Exercise details:
Would you return every line of the listing below that has "this" in it?

Input:

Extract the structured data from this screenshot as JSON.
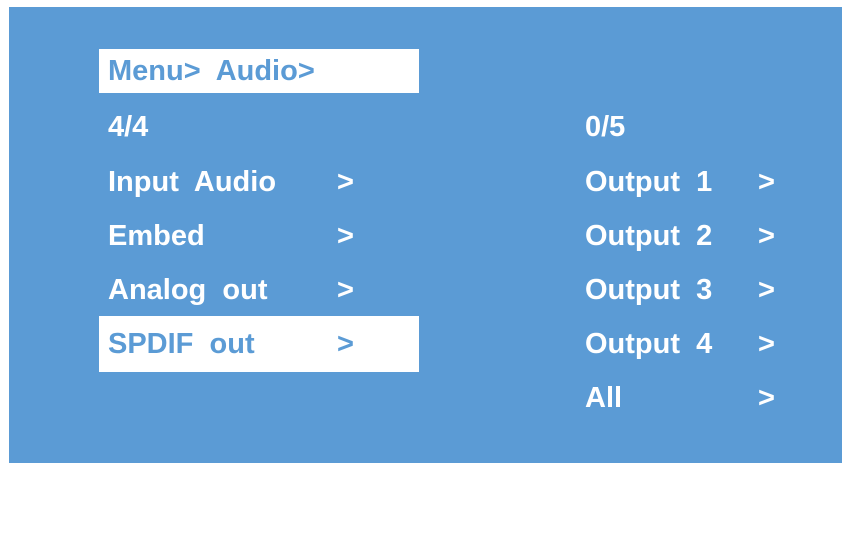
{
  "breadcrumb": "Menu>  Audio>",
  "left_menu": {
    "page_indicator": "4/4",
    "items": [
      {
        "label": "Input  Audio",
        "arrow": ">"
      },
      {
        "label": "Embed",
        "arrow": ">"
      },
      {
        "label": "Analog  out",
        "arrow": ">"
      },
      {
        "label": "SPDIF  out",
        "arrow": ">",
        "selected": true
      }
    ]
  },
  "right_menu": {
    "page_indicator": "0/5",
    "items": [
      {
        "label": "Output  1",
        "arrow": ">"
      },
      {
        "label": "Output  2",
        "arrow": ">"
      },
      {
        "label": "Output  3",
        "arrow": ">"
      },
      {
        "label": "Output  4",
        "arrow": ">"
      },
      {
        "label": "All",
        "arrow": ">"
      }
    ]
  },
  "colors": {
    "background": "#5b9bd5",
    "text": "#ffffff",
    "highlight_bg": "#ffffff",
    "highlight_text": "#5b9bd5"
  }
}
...
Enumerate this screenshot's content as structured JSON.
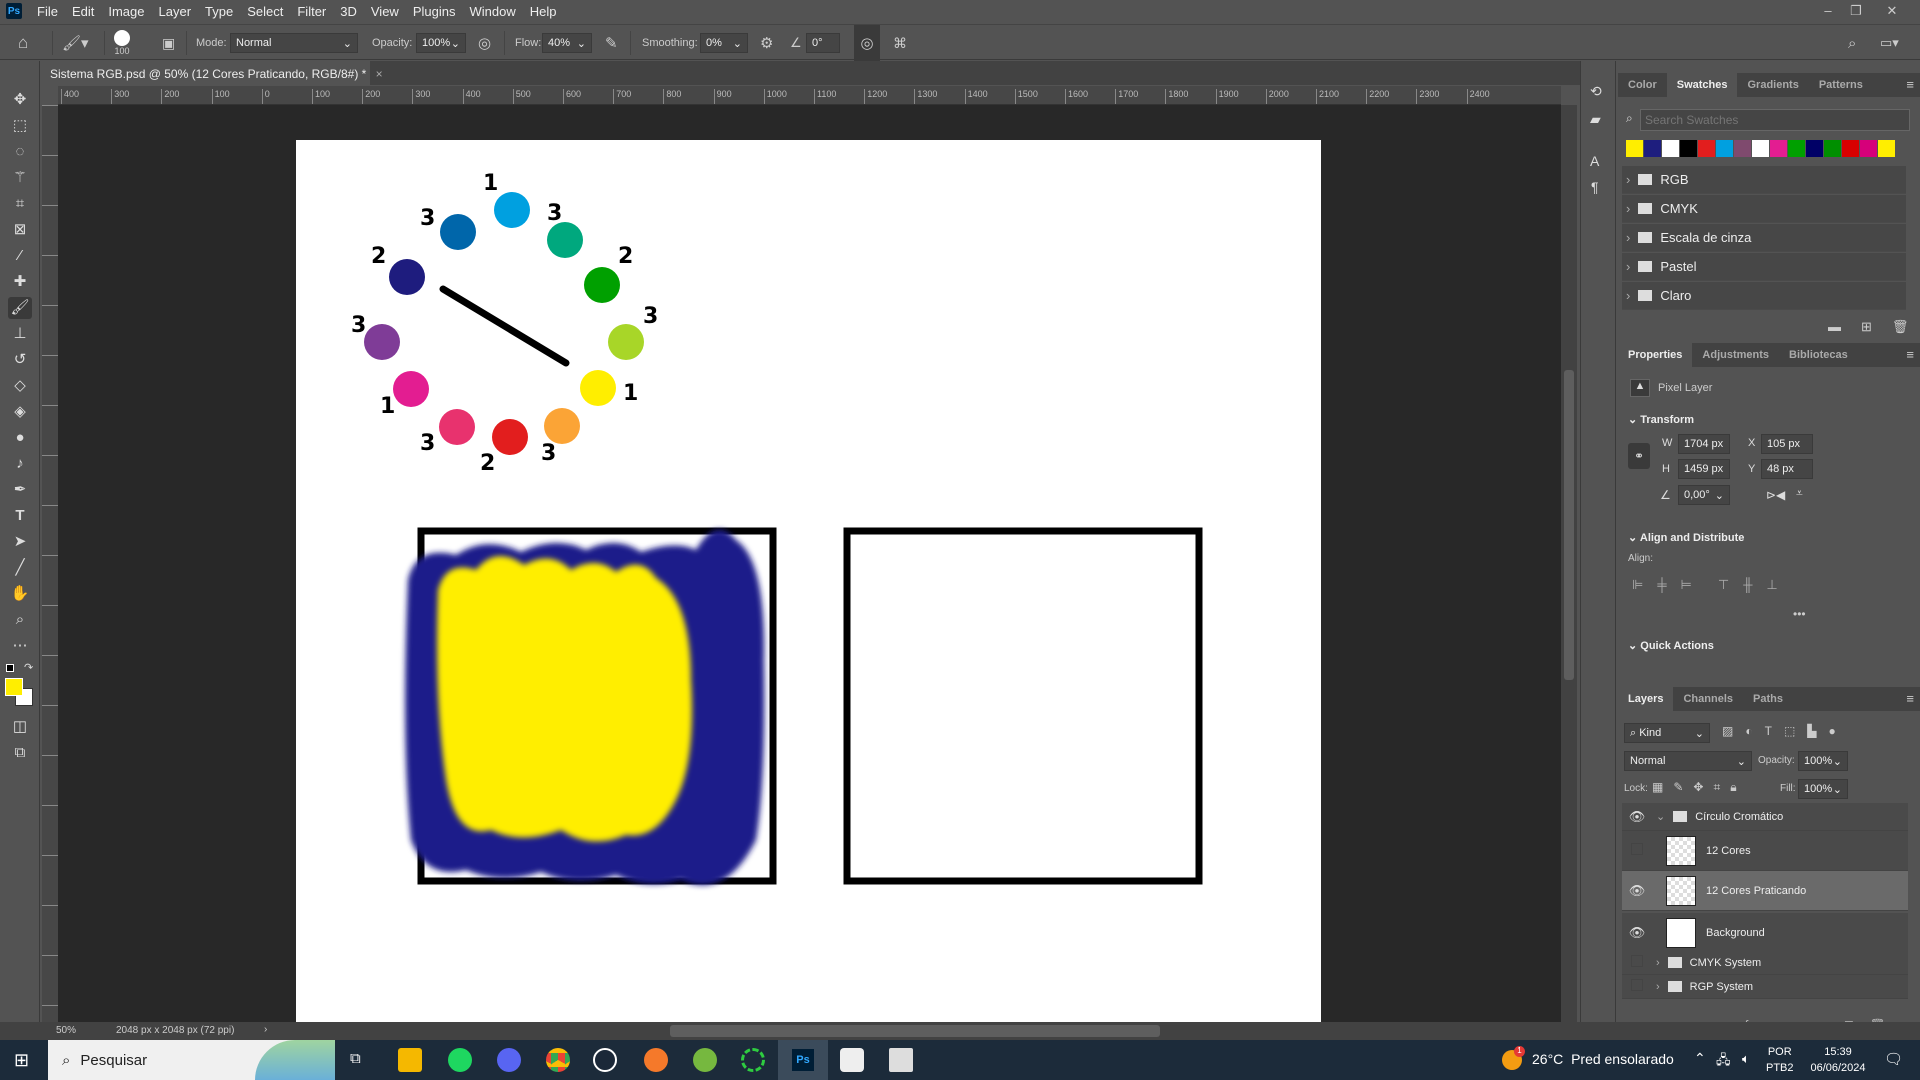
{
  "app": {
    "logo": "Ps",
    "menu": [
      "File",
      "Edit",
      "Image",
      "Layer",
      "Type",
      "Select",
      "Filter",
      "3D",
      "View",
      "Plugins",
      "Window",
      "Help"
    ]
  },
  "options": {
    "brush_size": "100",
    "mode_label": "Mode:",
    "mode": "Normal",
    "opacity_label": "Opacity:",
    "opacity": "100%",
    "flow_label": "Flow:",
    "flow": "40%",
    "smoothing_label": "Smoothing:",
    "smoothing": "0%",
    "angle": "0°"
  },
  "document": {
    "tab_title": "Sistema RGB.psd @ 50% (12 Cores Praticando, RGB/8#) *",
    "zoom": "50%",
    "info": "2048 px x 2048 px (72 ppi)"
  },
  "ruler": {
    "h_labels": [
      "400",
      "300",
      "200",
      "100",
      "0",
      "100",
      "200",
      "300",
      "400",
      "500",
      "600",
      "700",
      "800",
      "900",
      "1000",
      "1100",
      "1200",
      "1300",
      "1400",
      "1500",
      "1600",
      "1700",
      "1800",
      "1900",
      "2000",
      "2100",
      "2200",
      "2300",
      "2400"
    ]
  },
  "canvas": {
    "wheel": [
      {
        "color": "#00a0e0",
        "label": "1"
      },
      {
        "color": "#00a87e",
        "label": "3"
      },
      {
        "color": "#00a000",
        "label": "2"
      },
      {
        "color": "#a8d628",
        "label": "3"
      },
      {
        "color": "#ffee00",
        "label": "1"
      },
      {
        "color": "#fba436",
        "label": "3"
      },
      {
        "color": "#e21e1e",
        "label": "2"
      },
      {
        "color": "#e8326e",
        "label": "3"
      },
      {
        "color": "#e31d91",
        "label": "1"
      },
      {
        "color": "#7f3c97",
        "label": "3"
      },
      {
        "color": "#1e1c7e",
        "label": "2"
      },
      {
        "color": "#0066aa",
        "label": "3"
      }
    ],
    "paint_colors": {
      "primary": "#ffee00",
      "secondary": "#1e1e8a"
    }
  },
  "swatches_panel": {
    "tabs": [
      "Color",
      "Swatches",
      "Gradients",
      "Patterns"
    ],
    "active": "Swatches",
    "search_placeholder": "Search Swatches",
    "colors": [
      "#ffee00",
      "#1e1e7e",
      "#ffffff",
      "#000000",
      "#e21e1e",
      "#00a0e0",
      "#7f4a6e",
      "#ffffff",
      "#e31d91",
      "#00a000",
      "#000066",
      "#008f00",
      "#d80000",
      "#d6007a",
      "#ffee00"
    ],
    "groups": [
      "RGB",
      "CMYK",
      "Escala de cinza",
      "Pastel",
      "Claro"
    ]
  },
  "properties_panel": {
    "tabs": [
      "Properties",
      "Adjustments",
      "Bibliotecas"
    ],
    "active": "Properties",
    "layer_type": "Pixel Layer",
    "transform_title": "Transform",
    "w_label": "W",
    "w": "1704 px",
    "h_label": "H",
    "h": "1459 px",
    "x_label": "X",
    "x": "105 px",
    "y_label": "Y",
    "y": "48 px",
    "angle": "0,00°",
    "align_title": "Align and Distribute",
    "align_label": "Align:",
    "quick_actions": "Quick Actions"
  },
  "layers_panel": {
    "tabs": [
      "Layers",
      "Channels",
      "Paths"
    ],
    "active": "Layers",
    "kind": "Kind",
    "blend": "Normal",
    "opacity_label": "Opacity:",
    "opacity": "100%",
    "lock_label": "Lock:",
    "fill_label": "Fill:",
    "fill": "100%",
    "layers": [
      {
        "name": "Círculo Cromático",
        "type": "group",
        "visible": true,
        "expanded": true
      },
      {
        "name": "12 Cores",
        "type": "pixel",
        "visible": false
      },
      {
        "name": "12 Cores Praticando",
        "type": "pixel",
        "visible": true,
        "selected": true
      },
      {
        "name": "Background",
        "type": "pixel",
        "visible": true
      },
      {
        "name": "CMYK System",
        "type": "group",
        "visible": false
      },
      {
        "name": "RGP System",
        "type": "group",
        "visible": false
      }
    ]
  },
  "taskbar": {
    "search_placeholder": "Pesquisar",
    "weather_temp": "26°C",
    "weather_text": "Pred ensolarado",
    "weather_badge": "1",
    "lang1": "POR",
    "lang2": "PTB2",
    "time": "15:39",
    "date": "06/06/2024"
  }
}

Written response:
Extract the structured data from this screenshot as JSON.
Enumerate this screenshot's content as structured JSON.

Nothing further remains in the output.